- [Activity]: Every entry must be given again exactly. Include no pictures.

[Website and app data records]

○ ○ ○ ○ ○

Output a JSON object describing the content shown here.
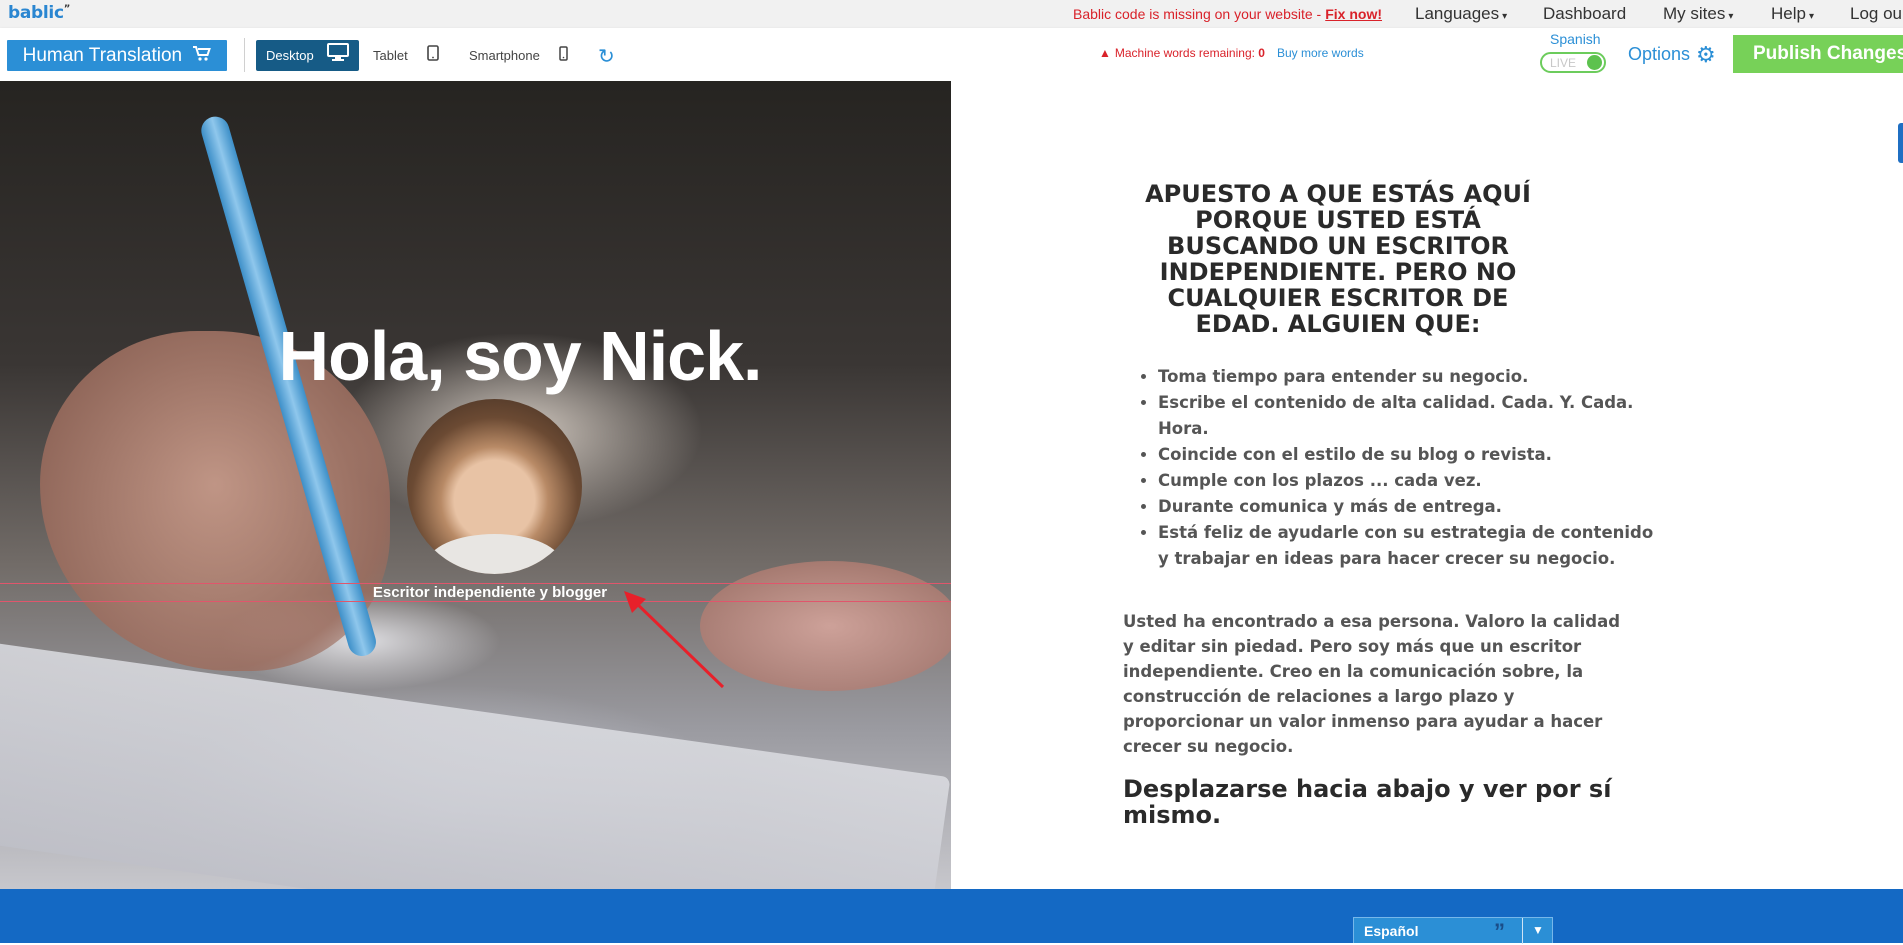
{
  "topbar": {
    "logo": "bablic",
    "logo_mark": "”",
    "missing_text": "Bablic code is missing on your website -",
    "fix_link": "Fix now!",
    "nav": [
      {
        "label": "Languages",
        "caret": "▾"
      },
      {
        "label": "Dashboard",
        "caret": ""
      },
      {
        "label": "My sites",
        "caret": "▾"
      },
      {
        "label": "Help",
        "caret": "▾"
      },
      {
        "label": "Log ou",
        "caret": ""
      }
    ]
  },
  "toolbar": {
    "human_translation": "Human Translation",
    "devices": [
      {
        "label": "Desktop",
        "icon": "monitor-icon",
        "active": true
      },
      {
        "label": "Tablet",
        "icon": "tablet-icon",
        "active": false
      },
      {
        "label": "Smartphone",
        "icon": "smartphone-icon",
        "active": false
      }
    ],
    "refresh_icon": "↻",
    "machine_words_label": "Machine words remaining:",
    "machine_words_value": "0",
    "buy_more": "Buy more words",
    "language": "Spanish",
    "live_label": "LIVE",
    "options": "Options",
    "publish": "Publish Changes"
  },
  "hero": {
    "title": "Hola, soy Nick.",
    "subtitle": "Escritor independiente y blogger"
  },
  "content": {
    "heading": "APUESTO A QUE ESTÁS AQUÍ PORQUE USTED ESTÁ BUSCANDO UN ESCRITOR INDEPENDIENTE. PERO NO CUALQUIER ESCRITOR DE EDAD. ALGUIEN QUE:",
    "bullets": [
      "Toma tiempo para entender su negocio.",
      "Escribe el contenido de alta calidad. Cada. Y. Cada. Hora.",
      "Coincide con el estilo de su blog o revista.",
      "Cumple con los plazos ... cada vez.",
      "Durante comunica y más de entrega.",
      "Está feliz de ayudarle con su estrategia de contenido y trabajar en ideas para hacer crecer su negocio."
    ],
    "paragraph": "Usted ha encontrado a esa persona. Valoro la calidad y editar sin piedad. Pero soy más que un escritor independiente. Creo en la comunicación sobre, la construcción de relaciones a largo plazo y proporcionar un valor inmenso para ayudar a hacer crecer su negocio.",
    "cta": "Desplazarse hacia abajo y ver por sí mismo."
  },
  "footer": {
    "language_select": "Español",
    "quote_icon": "”",
    "arrow": "▼"
  },
  "colors": {
    "brand_blue": "#2b8fd6",
    "publish_green": "#77d158",
    "warning_red": "#d9222a",
    "footer_blue": "#1469c4",
    "annotation_arrow": "#e8202a"
  }
}
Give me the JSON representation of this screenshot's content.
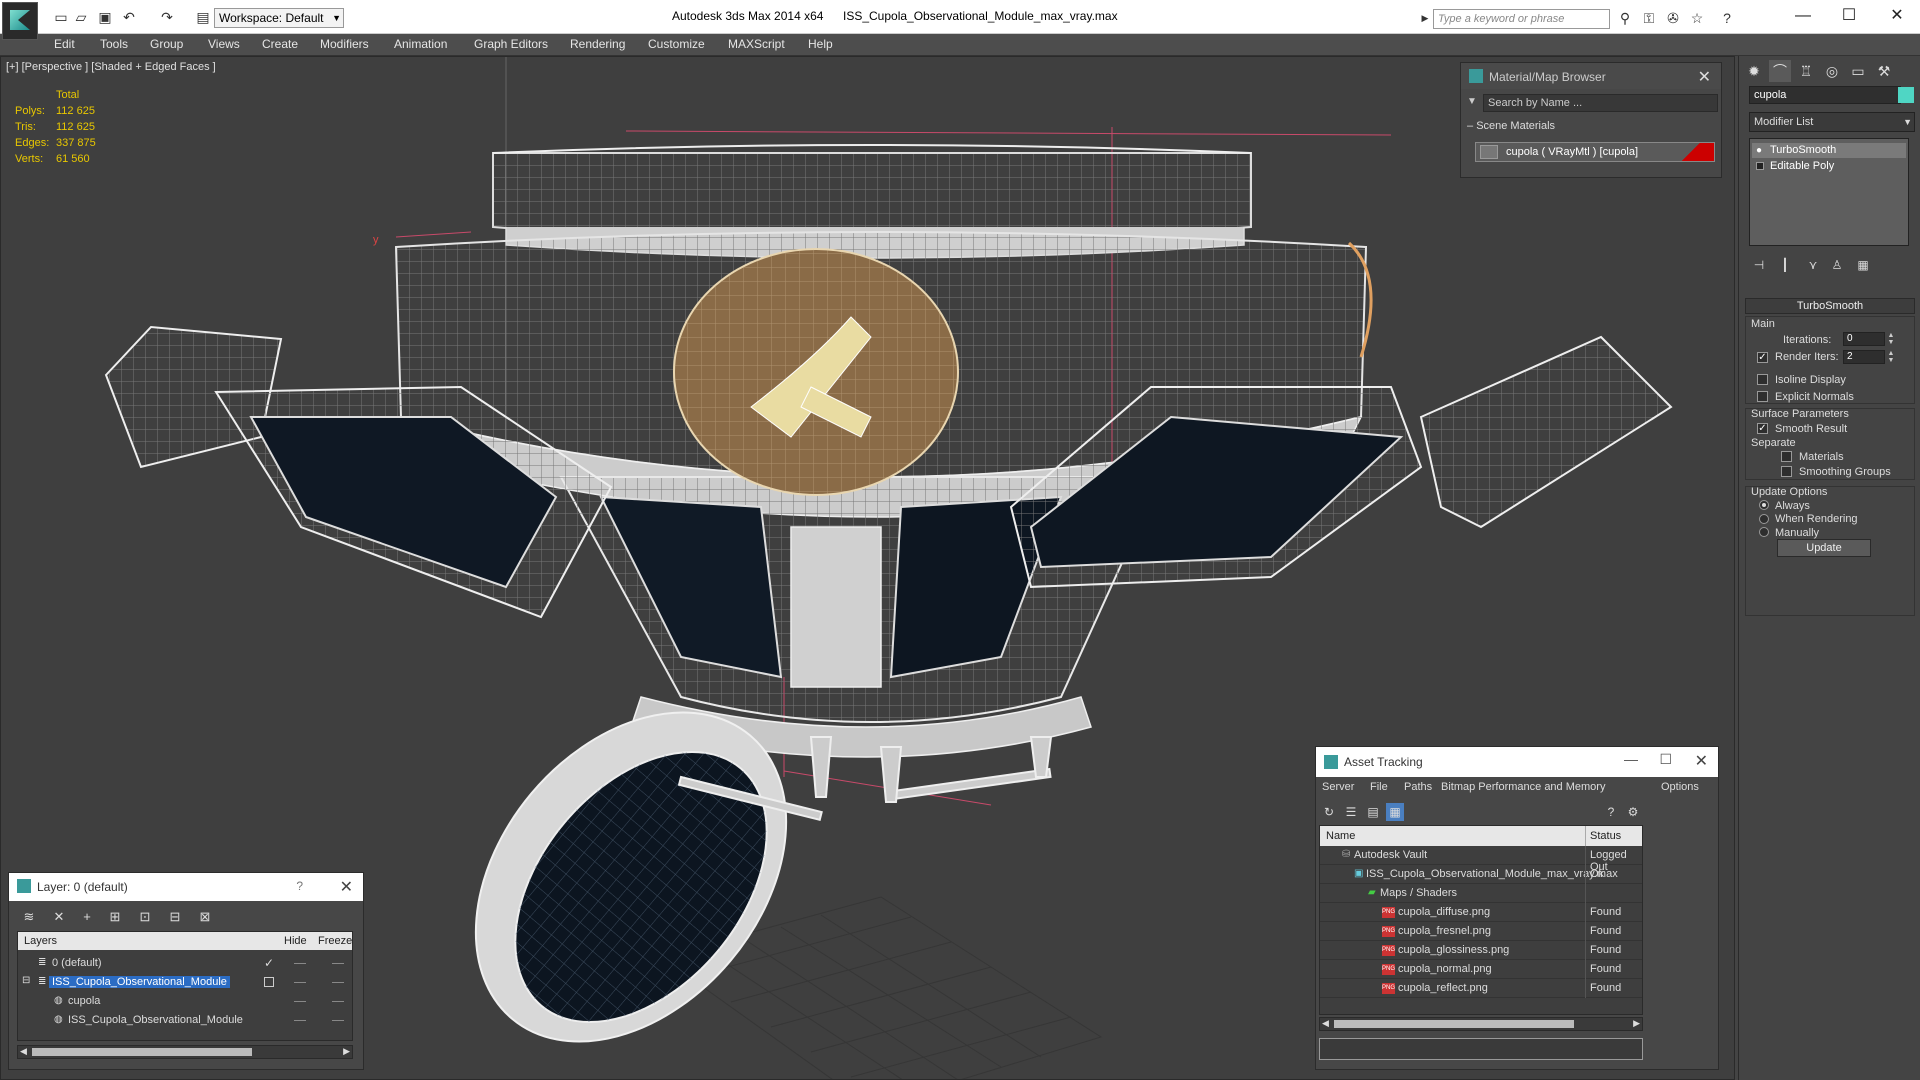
{
  "titlebar": {
    "workspace": "Workspace: Default",
    "app_title": "Autodesk 3ds Max  2014 x64",
    "file_title": "ISS_Cupola_Observational_Module_max_vray.max",
    "search_placeholder": "Type a keyword or phrase"
  },
  "menu": [
    "Edit",
    "Tools",
    "Group",
    "Views",
    "Create",
    "Modifiers",
    "Animation",
    "Graph Editors",
    "Rendering",
    "Customize",
    "MAXScript",
    "Help"
  ],
  "viewport": {
    "label": "[+] [Perspective ] [Shaded + Edged Faces ]",
    "stats": {
      "header": "Total",
      "rows": [
        {
          "label": "Polys:",
          "value": "112 625"
        },
        {
          "label": "Tris:",
          "value": "112 625"
        },
        {
          "label": "Edges:",
          "value": "337 875"
        },
        {
          "label": "Verts:",
          "value": "61 560"
        }
      ]
    },
    "axis_label": "y"
  },
  "material_browser": {
    "title": "Material/Map Browser",
    "search_placeholder": "Search by Name ...",
    "group": "Scene Materials",
    "item": "cupola  ( VRayMtl )  [cupola]"
  },
  "command_panel": {
    "object_name": "cupola",
    "object_color": "#4fd6c4",
    "modifier_list": "Modifier List",
    "stack": [
      "TurboSmooth",
      "Editable Poly"
    ],
    "rollout_title": "TurboSmooth",
    "main_label": "Main",
    "iterations_label": "Iterations:",
    "iterations_value": "0",
    "render_iters_label": "Render Iters:",
    "render_iters_value": "2",
    "isoline_label": "Isoline Display",
    "explicit_normals_label": "Explicit Normals",
    "surface_params_label": "Surface Parameters",
    "smooth_result_label": "Smooth Result",
    "separate_label": "Separate",
    "materials_label": "Materials",
    "smoothing_groups_label": "Smoothing Groups",
    "update_options_label": "Update Options",
    "always_label": "Always",
    "when_rendering_label": "When Rendering",
    "manually_label": "Manually",
    "update_button": "Update"
  },
  "asset_tracking": {
    "title": "Asset Tracking",
    "menu": [
      "Server",
      "File",
      "Paths",
      "Bitmap Performance and Memory",
      "Options"
    ],
    "columns": [
      "Name",
      "Status"
    ],
    "rows": [
      {
        "name": "Autodesk Vault",
        "status": "Logged Out"
      },
      {
        "name": "ISS_Cupola_Observational_Module_max_vray.max",
        "status": "Ok"
      },
      {
        "name": "Maps / Shaders",
        "status": ""
      },
      {
        "name": "cupola_diffuse.png",
        "status": "Found"
      },
      {
        "name": "cupola_fresnel.png",
        "status": "Found"
      },
      {
        "name": "cupola_glossiness.png",
        "status": "Found"
      },
      {
        "name": "cupola_normal.png",
        "status": "Found"
      },
      {
        "name": "cupola_reflect.png",
        "status": "Found"
      }
    ]
  },
  "layers": {
    "title": "Layer: 0 (default)",
    "help": "?",
    "columns": [
      "Layers",
      "Hide",
      "Freeze"
    ],
    "rows": [
      {
        "name": "0 (default)"
      },
      {
        "name": "ISS_Cupola_Observational_Module"
      },
      {
        "name": "cupola"
      },
      {
        "name": "ISS_Cupola_Observational_Module"
      }
    ]
  }
}
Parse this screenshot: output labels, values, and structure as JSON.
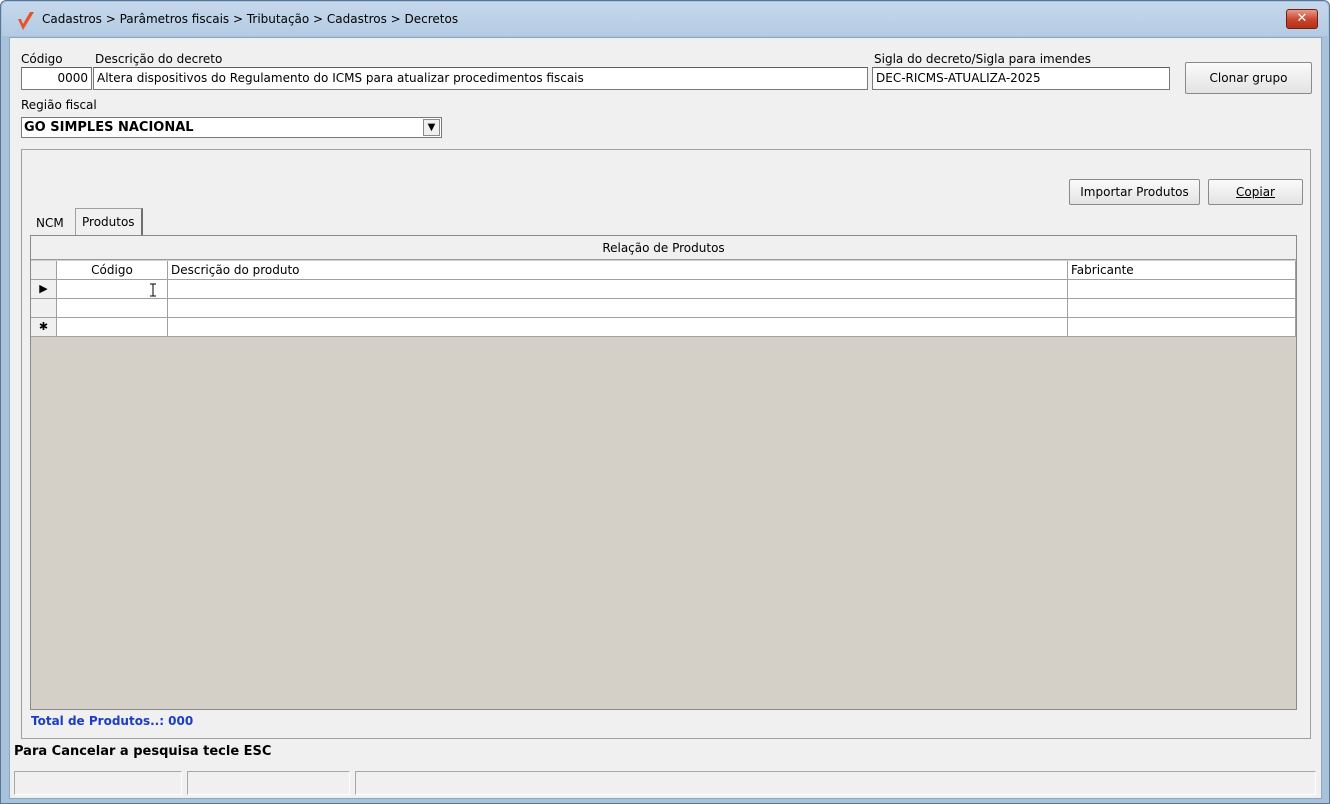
{
  "window": {
    "title": "Cadastros > Parâmetros fiscais > Tributação > Cadastros > Decretos",
    "close_symbol": "✕"
  },
  "form": {
    "codigo_label": "Código",
    "codigo_value": "0000",
    "descricao_label": "Descrição do decreto",
    "descricao_value": "Altera dispositivos do Regulamento do ICMS para atualizar procedimentos fiscais",
    "sigla_label": "Sigla do decreto/Sigla para imendes",
    "sigla_value": "DEC-RICMS-ATUALIZA-2025",
    "clonar_label": "Clonar grupo",
    "regiao_label": "Região fiscal",
    "regiao_value": "GO SIMPLES NACIONAL"
  },
  "toolbar": {
    "importar_label": "Importar Produtos",
    "copiar_label": "Copiar"
  },
  "tabs": [
    {
      "label": "NCM",
      "active": false
    },
    {
      "label": "Produtos",
      "active": true
    }
  ],
  "grid": {
    "caption": "Relação de Produtos",
    "columns": [
      "Código",
      "Descrição do produto",
      "Fabricante"
    ],
    "rows": [
      {
        "indicator": "▶",
        "codigo": "",
        "descricao": "",
        "fabricante": ""
      },
      {
        "indicator": "",
        "codigo": "",
        "descricao": "",
        "fabricante": ""
      },
      {
        "indicator": "✱",
        "codigo": "",
        "descricao": "",
        "fabricante": ""
      }
    ]
  },
  "footer": {
    "total_label": "Total de Produtos..: 000",
    "hint": "Para Cancelar a pesquisa tecle ESC"
  },
  "colors": {
    "total_text": "#1a3cc8",
    "grid_background": "#d4d0c8",
    "title_bar": "#b4cbe3"
  }
}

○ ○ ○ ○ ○

- [Answer to the problem]:
Output a JSON object describing the content shown here.
{
  "topbar": {
    "logo": "bablic",
    "logo_mark": "”",
    "missing_text": "Bablic code is missing on your website -",
    "fix_link": "Fix now!",
    "nav": [
      {
        "label": "Languages",
        "caret": "▾"
      },
      {
        "label": "Dashboard",
        "caret": ""
      },
      {
        "label": "My sites",
        "caret": "▾"
      },
      {
        "label": "Help",
        "caret": "▾"
      },
      {
        "label": "Log ou",
        "caret": ""
      }
    ]
  },
  "toolbar": {
    "human_translation": "Human Translation",
    "devices": [
      {
        "label": "Desktop",
        "icon": "monitor-icon",
        "active": true
      },
      {
        "label": "Tablet",
        "icon": "tablet-icon",
        "active": false
      },
      {
        "label": "Smartphone",
        "icon": "smartphone-icon",
        "active": false
      }
    ],
    "refresh_icon": "↻",
    "machine_words_label": "Machine words remaining:",
    "machine_words_value": "0",
    "buy_more": "Buy more words",
    "language": "Spanish",
    "live_label": "LIVE",
    "options": "Options",
    "publish": "Publish Changes"
  },
  "hero": {
    "title": "Hola, soy Nick.",
    "subtitle": "Escritor independiente y blogger"
  },
  "content": {
    "heading": "APUESTO A QUE ESTÁS AQUÍ PORQUE USTED ESTÁ BUSCANDO UN ESCRITOR INDEPENDIENTE. PERO NO CUALQUIER ESCRITOR DE EDAD. ALGUIEN QUE:",
    "bullets": [
      "Toma tiempo para entender su negocio.",
      "Escribe el contenido de alta calidad. Cada. Y. Cada. Hora.",
      "Coincide con el estilo de su blog o revista.",
      "Cumple con los plazos ... cada vez.",
      "Durante comunica y más de entrega.",
      "Está feliz de ayudarle con su estrategia de contenido y trabajar en ideas para hacer crecer su negocio."
    ],
    "paragraph": "Usted ha encontrado a esa persona. Valoro la calidad y editar sin piedad. Pero soy más que un escritor independiente. Creo en la comunicación sobre, la construcción de relaciones a largo plazo y proporcionar un valor inmenso para ayudar a hacer crecer su negocio.",
    "cta": "Desplazarse hacia abajo y ver por sí mismo."
  },
  "footer": {
    "language_select": "Español",
    "quote_icon": "”",
    "arrow": "▼"
  },
  "colors": {
    "brand_blue": "#2b8fd6",
    "publish_green": "#77d158",
    "warning_red": "#d9222a",
    "footer_blue": "#1469c4",
    "annotation_arrow": "#e8202a"
  }
}
Give me the JSON representation of this screenshot's content.
{
  "titlebar": {
    "workspace": "Workspace: Default",
    "app_title": "Autodesk 3ds Max  2014 x64",
    "file_title": "ISS_Cupola_Observational_Module_max_vray.max",
    "search_placeholder": "Type a keyword or phrase"
  },
  "menu": [
    "Edit",
    "Tools",
    "Group",
    "Views",
    "Create",
    "Modifiers",
    "Animation",
    "Graph Editors",
    "Rendering",
    "Customize",
    "MAXScript",
    "Help"
  ],
  "viewport": {
    "label": "[+] [Perspective ] [Shaded + Edged Faces ]",
    "stats": {
      "header": "Total",
      "rows": [
        {
          "label": "Polys:",
          "value": "112 625"
        },
        {
          "label": "Tris:",
          "value": "112 625"
        },
        {
          "label": "Edges:",
          "value": "337 875"
        },
        {
          "label": "Verts:",
          "value": "61 560"
        }
      ]
    },
    "axis_label": "y"
  },
  "material_browser": {
    "title": "Material/Map Browser",
    "search_placeholder": "Search by Name ...",
    "group": "Scene Materials",
    "item": "cupola  ( VRayMtl )  [cupola]"
  },
  "command_panel": {
    "object_name": "cupola",
    "object_color": "#4fd6c4",
    "modifier_list": "Modifier List",
    "stack": [
      "TurboSmooth",
      "Editable Poly"
    ],
    "rollout_title": "TurboSmooth",
    "main_label": "Main",
    "iterations_label": "Iterations:",
    "iterations_value": "0",
    "render_iters_label": "Render Iters:",
    "render_iters_value": "2",
    "isoline_label": "Isoline Display",
    "explicit_normals_label": "Explicit Normals",
    "surface_params_label": "Surface Parameters",
    "smooth_result_label": "Smooth Result",
    "separate_label": "Separate",
    "materials_label": "Materials",
    "smoothing_groups_label": "Smoothing Groups",
    "update_options_label": "Update Options",
    "always_label": "Always",
    "when_rendering_label": "When Rendering",
    "manually_label": "Manually",
    "update_button": "Update"
  },
  "asset_tracking": {
    "title": "Asset Tracking",
    "menu": [
      "Server",
      "File",
      "Paths",
      "Bitmap Performance and Memory",
      "Options"
    ],
    "columns": [
      "Name",
      "Status"
    ],
    "rows": [
      {
        "name": "Autodesk Vault",
        "status": "Logged Out"
      },
      {
        "name": "ISS_Cupola_Observational_Module_max_vray.max",
        "status": "Ok"
      },
      {
        "name": "Maps / Shaders",
        "status": ""
      },
      {
        "name": "cupola_diffuse.png",
        "status": "Found"
      },
      {
        "name": "cupola_fresnel.png",
        "status": "Found"
      },
      {
        "name": "cupola_glossiness.png",
        "status": "Found"
      },
      {
        "name": "cupola_normal.png",
        "status": "Found"
      },
      {
        "name": "cupola_reflect.png",
        "status": "Found"
      }
    ]
  },
  "layers": {
    "title": "Layer: 0 (default)",
    "help": "?",
    "columns": [
      "Layers",
      "Hide",
      "Freeze"
    ],
    "rows": [
      {
        "name": "0 (default)"
      },
      {
        "name": "ISS_Cupola_Observational_Module"
      },
      {
        "name": "cupola"
      },
      {
        "name": "ISS_Cupola_Observational_Module"
      }
    ]
  }
}
Parse this screenshot: output labels, values, and structure as JSON.
{
  "window": {
    "title": "Cadastros > Parâmetros fiscais > Tributação > Cadastros > Decretos",
    "close_symbol": "✕"
  },
  "form": {
    "codigo_label": "Código",
    "codigo_value": "0000",
    "descricao_label": "Descrição do decreto",
    "descricao_value": "Altera dispositivos do Regulamento do ICMS para atualizar procedimentos fiscais",
    "sigla_label": "Sigla do decreto/Sigla para imendes",
    "sigla_value": "DEC-RICMS-ATUALIZA-2025",
    "clonar_label": "Clonar grupo",
    "regiao_label": "Região fiscal",
    "regiao_value": "GO SIMPLES NACIONAL"
  },
  "toolbar": {
    "importar_label": "Importar Produtos",
    "copiar_label": "Copiar"
  },
  "tabs": [
    {
      "label": "NCM",
      "active": false
    },
    {
      "label": "Produtos",
      "active": true
    }
  ],
  "grid": {
    "caption": "Relação de Produtos",
    "columns": [
      "Código",
      "Descrição do produto",
      "Fabricante"
    ],
    "rows": [
      {
        "indicator": "▶",
        "codigo": "",
        "descricao": "",
        "fabricante": ""
      },
      {
        "indicator": "",
        "codigo": "",
        "descricao": "",
        "fabricante": ""
      },
      {
        "indicator": "✱",
        "codigo": "",
        "descricao": "",
        "fabricante": ""
      }
    ]
  },
  "footer": {
    "total_label": "Total de Produtos..: 000",
    "hint": "Para Cancelar a pesquisa tecle ESC"
  },
  "colors": {
    "total_text": "#1a3cc8",
    "grid_background": "#d4d0c8",
    "title_bar": "#b4cbe3"
  }
}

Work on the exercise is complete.